We are clearly not in a steady-state situation. Is this a bubble or a revolution? The answer surely includes a bit of revolution—the fields of vision and speech recognition have been turned over by great empirical successes created by deep neural architectures and more generally machine learning has found plentiful real-world uses.

At the same time, I find it hard to believe that we aren’t living in a bubble. There was an AI bubble in the 1980s (before my time), a techbubble around 2000, and we seem to have a combined AI/tech bubble going on right now. This is great in some ways—many companies are handing out professional sports scale signing bonuses to researchers. It’s a little worrisome in other ways—can the field effectively handle the stress of the influx?

It’s always hard to say when and how a bubble bursts. It might happen today or in several years and it may be a coordinated failure or a series of uncoordinated failures.

As a field, we should consider the coordinated failure case a little bit. What fraction of the field is currently at companies or in units at companies which are very expensive without yet justifying that expense? It’s no longer a small fraction so there is a chance for something traumatic for both the people and field when/where there is a sudden cut-off. My experience is that cuts typically happen quite quickly when they come.

As an individual researcher, consider this an invitation to awareness and a small amount of caution. I’d like everyone to be fully aware that we are in a bit of a bubble right now and consider it in their decisions. Caution should not be overdone—I’d gladly repeat the experience of going to Yahoo! Research even knowing how it ended.
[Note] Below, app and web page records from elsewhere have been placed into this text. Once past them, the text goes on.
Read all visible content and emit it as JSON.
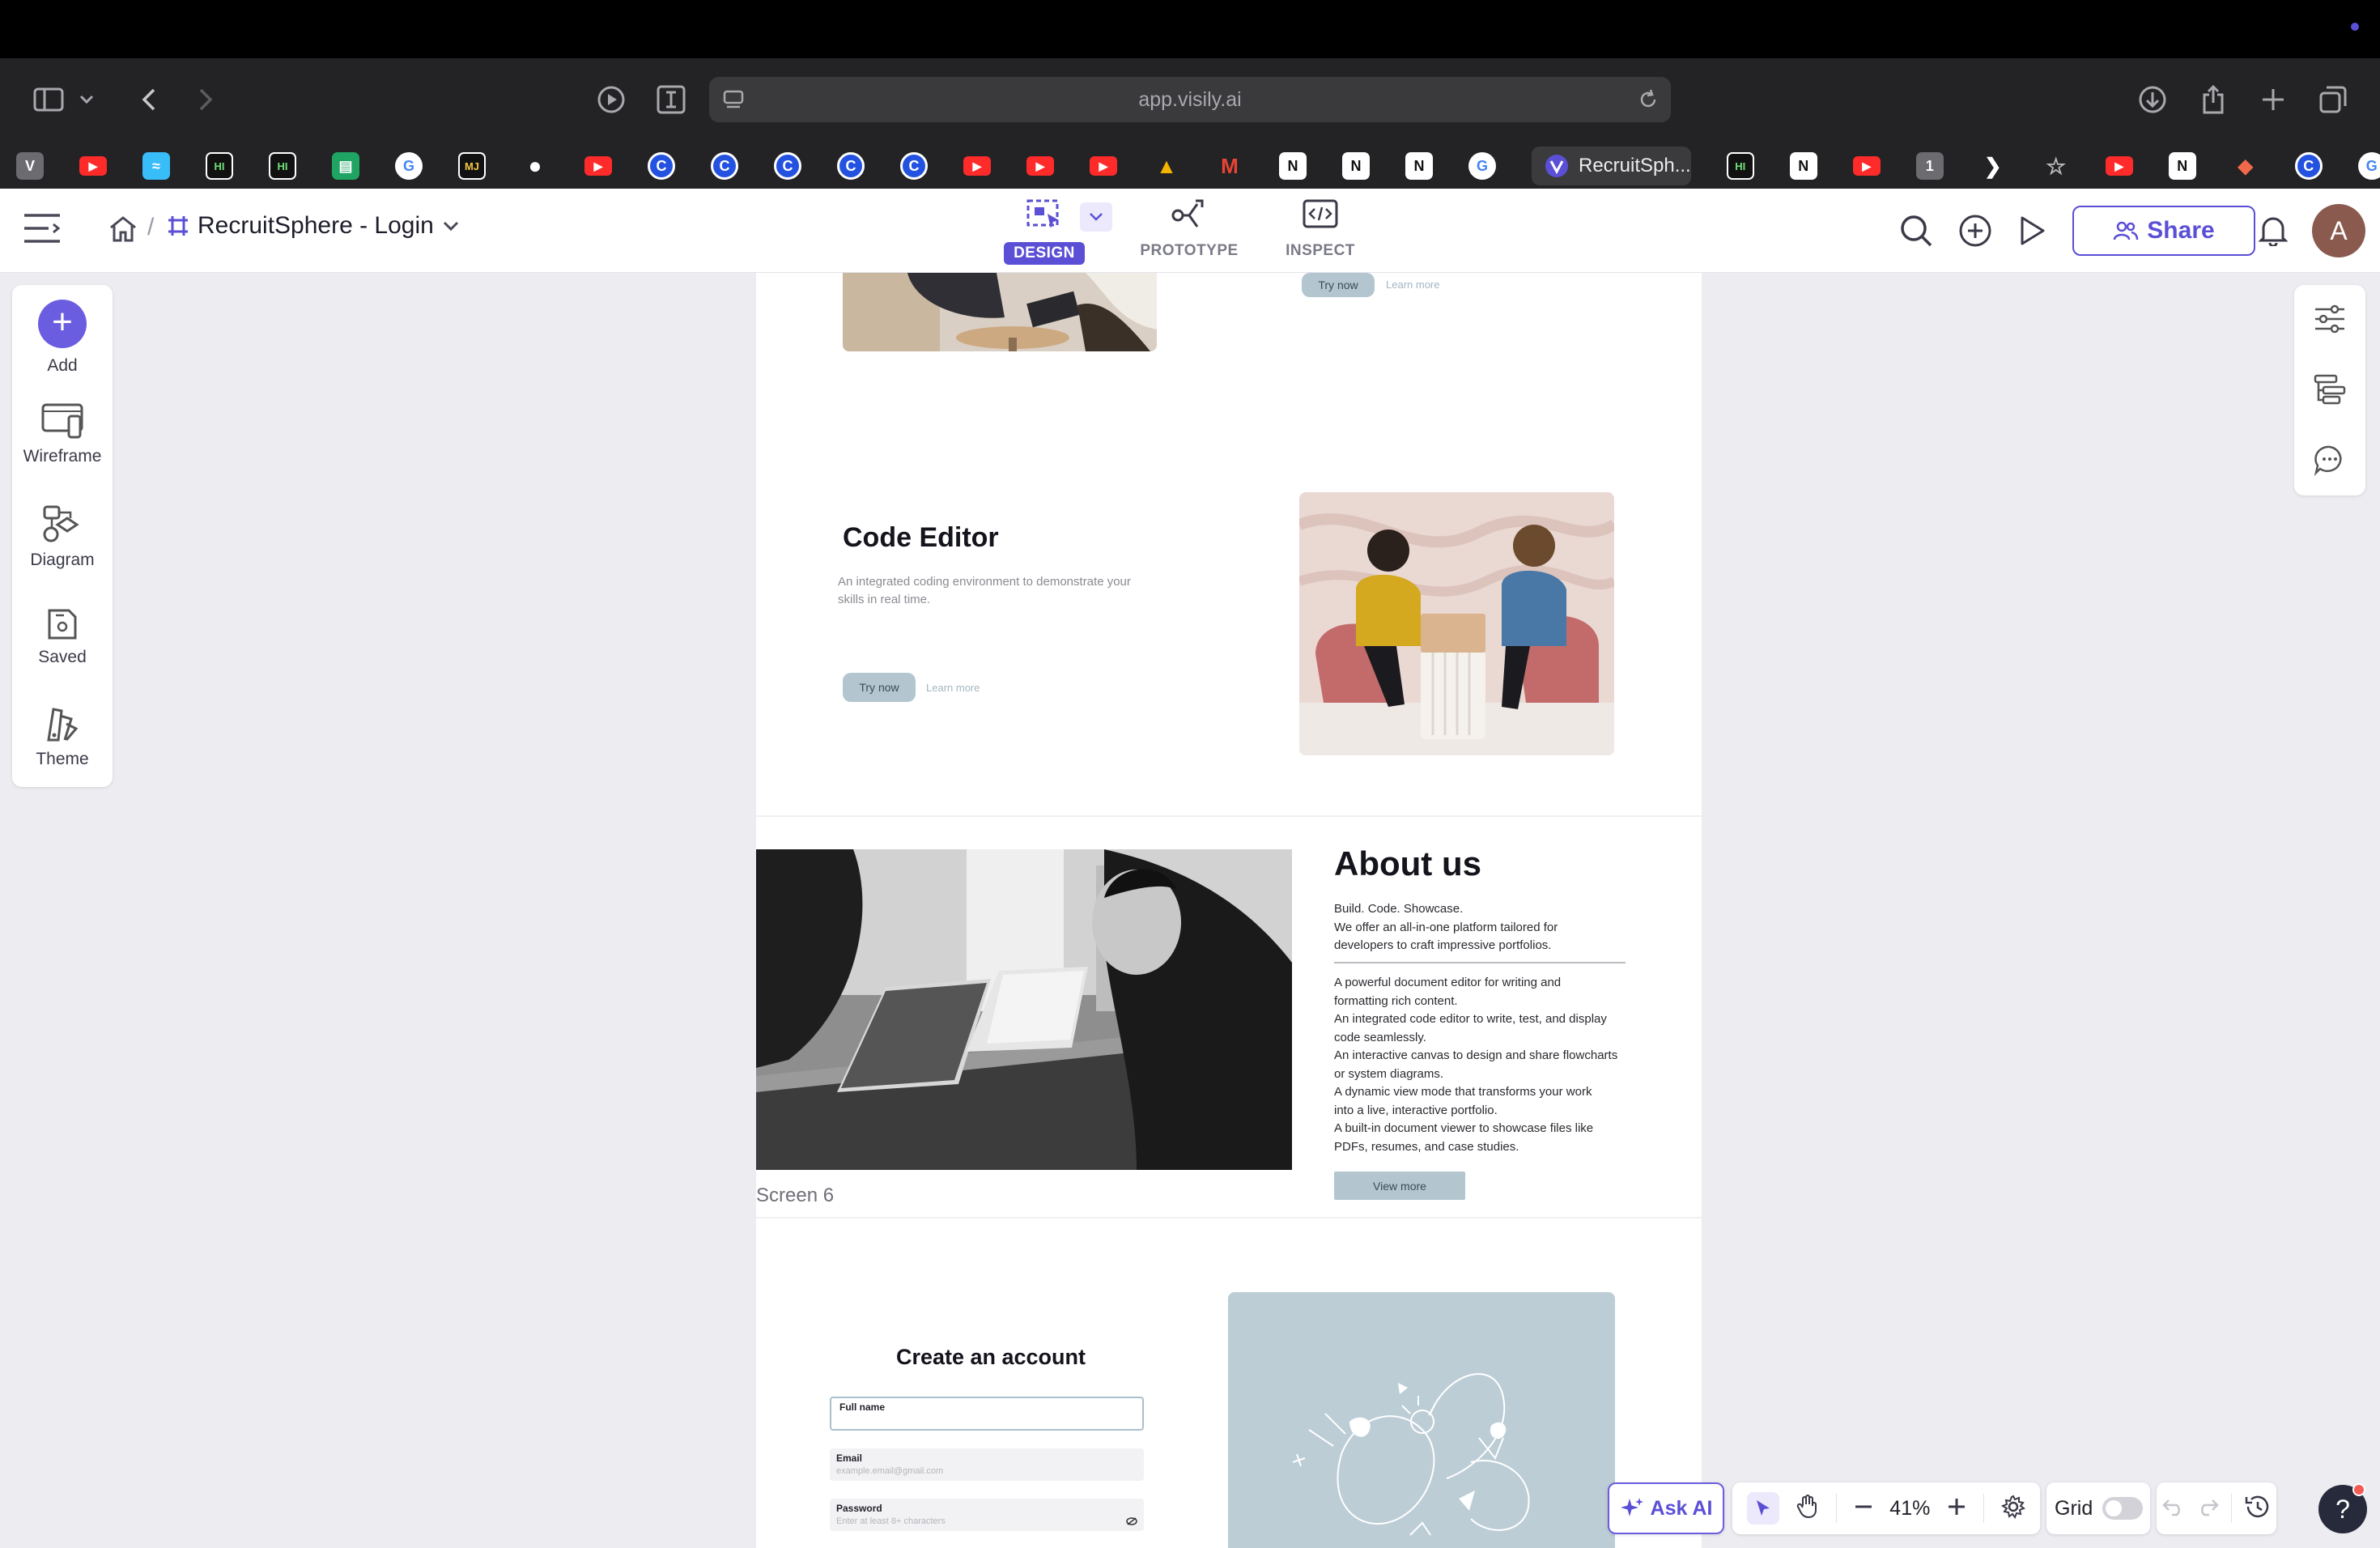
{
  "browser": {
    "url": "app.visily.ai",
    "active_tab_label": "RecruitSph...",
    "bookmark_icons": [
      "V",
      "yt",
      "tw",
      "hi",
      "hi",
      "sheets",
      "G",
      "MJ",
      "gh",
      "yt",
      "C",
      "C",
      "C",
      "C",
      "C",
      "yt",
      "yt",
      "yt",
      "drive",
      "gmail",
      "N",
      "N",
      "N",
      "G"
    ],
    "bookmark_icons_after": [
      "hi",
      "N",
      "yt",
      "1",
      "x",
      "star",
      "yt",
      "N",
      "figma",
      "C",
      "G"
    ],
    "bookmark_colors": {
      "V": "#6b6b70",
      "yt": "#ff2a2a",
      "tw": "#38bdf8",
      "hi": "#111111",
      "sheets": "#1fa463",
      "G": "#ffffff",
      "MJ": "#111111",
      "gh": "#232325",
      "C": "#2452e0",
      "drive": "#232325",
      "gmail": "#232325",
      "N": "#ffffff",
      "1": "#6b6b70",
      "x": "#232325",
      "star": "#232325",
      "figma": "#232325"
    }
  },
  "header": {
    "breadcrumb_title": "RecruitSphere - Login",
    "modes": [
      {
        "label": "DESIGN",
        "active": true
      },
      {
        "label": "PROTOTYPE",
        "active": false
      },
      {
        "label": "INSPECT",
        "active": false
      }
    ],
    "share_label": "Share",
    "avatar_initial": "A"
  },
  "left_panel": {
    "items": [
      {
        "label": "Add",
        "icon": "plus-icon"
      },
      {
        "label": "Wireframe",
        "icon": "wireframe-icon"
      },
      {
        "label": "Diagram",
        "icon": "diagram-icon"
      },
      {
        "label": "Saved",
        "icon": "saved-icon"
      },
      {
        "label": "Theme",
        "icon": "theme-icon"
      }
    ]
  },
  "canvas": {
    "top_card": {
      "try_label": "Try now",
      "learn_label": "Learn more"
    },
    "code_editor": {
      "title": "Code Editor",
      "desc_line1": "An integrated coding environment to demonstrate your",
      "desc_line2": "skills in real time.",
      "try_label": "Try now",
      "learn_label": "Learn more"
    },
    "about": {
      "title": "About us",
      "intro": [
        "Build. Code. Showcase.",
        "We offer an all-in-one platform tailored for",
        "developers to craft impressive portfolios."
      ],
      "features": [
        "A powerful document editor for writing and",
        "formatting rich content.",
        "An integrated code editor to write, test, and display",
        "code seamlessly.",
        "An interactive canvas to design and share flowcharts",
        "or system diagrams.",
        "A dynamic view mode that transforms your work",
        "into a live, interactive portfolio.",
        "A built-in document viewer to showcase files like",
        "PDFs, resumes, and case studies."
      ],
      "view_more_label": "View more"
    },
    "screen_label": "Screen 6",
    "signup": {
      "title": "Create an account",
      "full_name_label": "Full name",
      "email_label": "Email",
      "email_placeholder": "example.email@gmail.com",
      "password_label": "Password",
      "password_placeholder": "Enter at least 8+ characters"
    }
  },
  "bottom_toolbar": {
    "ask_ai_label": "Ask AI",
    "zoom": "41%",
    "grid_label": "Grid",
    "grid_on": false
  },
  "colors": {
    "accent": "#5b4fd6",
    "button_muted": "#b3c6cf",
    "illustration_bg": "#bccdd6"
  }
}
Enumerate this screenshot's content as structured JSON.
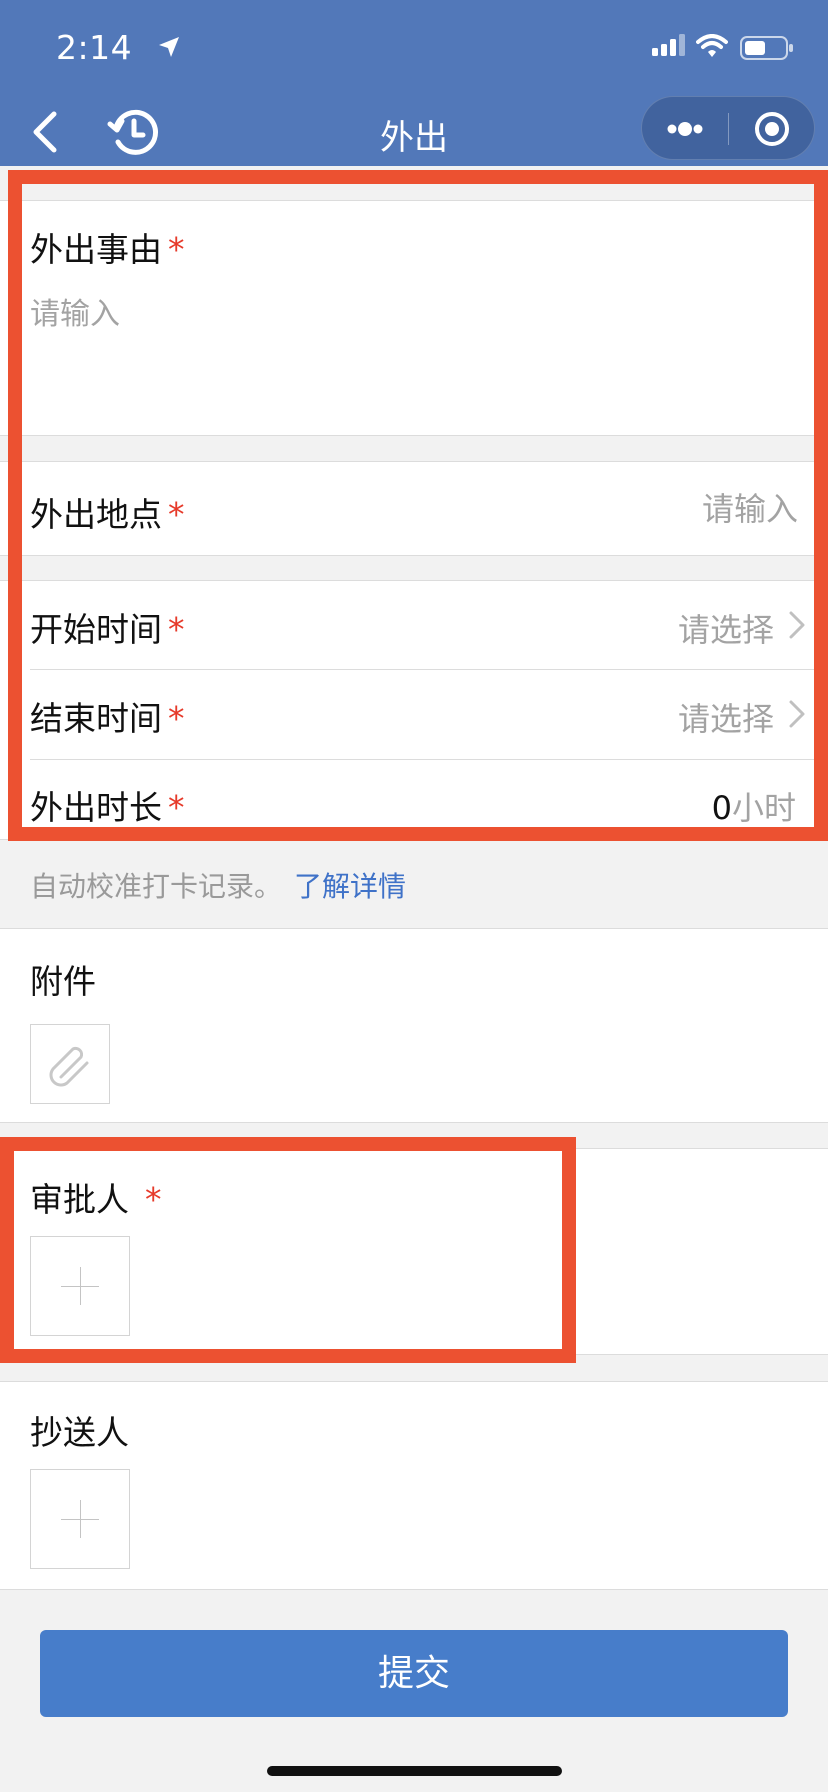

There are two natural elements here:

  1. Where do you work as a researcher? The best place to be when a bubble bursts is on the sidelines.
    1. Is it in the middle of a costly venture? Companies are not good places for this in the long term whether a startup or a business unit. Being a researcher at a place desperately trying to figure out how to make research valuable doesn’t sound pleasant.
    2. Is it in the middle of a clearly valuable venture? That could be a good place. If you are interested we are hiring.
    3. Is it in academia? Academia has a real claim to stability over time, but at the same time opportunity may be lost. I’ve greatly enjoyed and benefited from the opportunity to work with highly capable colleagues on the most difficult problems. Assembling the capability to do that in an academic setting seems difficult since the typical maximum scale of research in academia is a professor+students.
  2. What do you work on as a researcher? Some approaches are more “bubbly” than others—they might look good, but do they really provide value?
    1. Are you working on intelligence imitation or intelligence creation? Intelligence creation ends up being more valuable in the long term.
    2. Are you solving synthetic or real-world problems? If you are solving real-world problems, you are almost certainly creating value. Synthetic problems can lead to real-world solutions, but the path is often fraught with unforeseen difficulties.
    3. Are you working on a solution to one problem or many problems? A wide applicability for foundational solutions clearly helps when a bubble bursts.

Researchers have a great ability to survive a bubble bursting—a built up public record of their accomplishments. If you are in a good environment doing valuable things and that environment happens to implode one day the strength of your publications is an immense aid in landing on your feet.

Categories: Blogroll

Reinforcement Learning Platforms

Mon, 2018-04-16 16:17

If you are interested in building an industrial Reinforcement Learning platform, we are hiring a data scientist and multiple developers as a followup to last year’s hiring. Please apply if interested as this is a real chance to be a part of building the future

Categories: Blogroll